HE-MEN, BAG MEN & NYMPHOS
Stories by Walter Kaylin
Edited by Robert Deis & Wyatt Doyle
A little while ago this reviewer had the joy of discovering the fiction world of Men’s Adventure Magazines that proliferated the newsstands of the 50s, 60s and 70s via a wonderful anthology titled, “Weasels Ripped My Flesh.” Amongst the great and wacky stories in that were a few by a writer named Walter Kaylin who the editors claimed was one of the most prolific writers for those magazines.
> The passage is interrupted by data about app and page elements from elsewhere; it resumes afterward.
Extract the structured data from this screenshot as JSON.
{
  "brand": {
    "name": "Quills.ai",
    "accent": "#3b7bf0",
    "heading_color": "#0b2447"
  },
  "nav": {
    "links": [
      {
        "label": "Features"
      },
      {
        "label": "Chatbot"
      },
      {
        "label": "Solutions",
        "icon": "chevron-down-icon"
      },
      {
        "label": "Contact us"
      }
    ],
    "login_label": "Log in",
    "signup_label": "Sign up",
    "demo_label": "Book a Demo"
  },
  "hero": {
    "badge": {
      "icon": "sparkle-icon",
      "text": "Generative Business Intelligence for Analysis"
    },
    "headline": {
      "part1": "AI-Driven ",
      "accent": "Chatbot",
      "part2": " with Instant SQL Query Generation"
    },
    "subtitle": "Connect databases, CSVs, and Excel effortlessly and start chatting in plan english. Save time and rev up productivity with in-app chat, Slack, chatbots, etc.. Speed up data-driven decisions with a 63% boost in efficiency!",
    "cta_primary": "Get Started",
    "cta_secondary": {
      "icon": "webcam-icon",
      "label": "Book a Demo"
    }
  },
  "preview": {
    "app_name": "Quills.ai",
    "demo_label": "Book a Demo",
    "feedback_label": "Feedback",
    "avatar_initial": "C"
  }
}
“He-Men, Bag Men & Nymphos,” is an entire collection of Kaylin’s amazing work with fifteen stories featured within its pages. They represent the entire spectrum of this he-man brand of pulp fiction; from modern day gangsters, to south sea island sirens to western outlaws and surfing assassins. This book has it all making us marvel at the boundless imagination that produced these outlandish tales. There are even a few factual articles mixed amongst them. Of these, the most gripping is Kaylin’s account of the U.S.S Indianapolis and its fate when sunk in the last days of World War II. It is a harrowing tale comprised from documented naval records and survivors’ testimonies.
Going from fact to fiction has no diminishing effects on any of Kaylin’s work, all of it is brilliant and written with a flare, no matter how boring the subject material. Which brings us to the one piece we feel should have been omitted; “The Army’s Terrifying Death Bugs and Loony Gas.” It is dated 1960 and is report on the state of the military’s research into chemical warfare. It is the only piece that doesn’t belong here. But hey, fourteen bulleyes out of fifteen shots is a damn impressive score.
Which is as good a way as any to describe Walter Kaylin’s wrtings. He was a master at his craft of spinning pulp tall tales and the fun he had writing them infects his readers as well. Bravo, Bob Deis and Wyatt Doyle; that’s two homeruns in a row. Please, keep swinging for the fences. We love this stuff.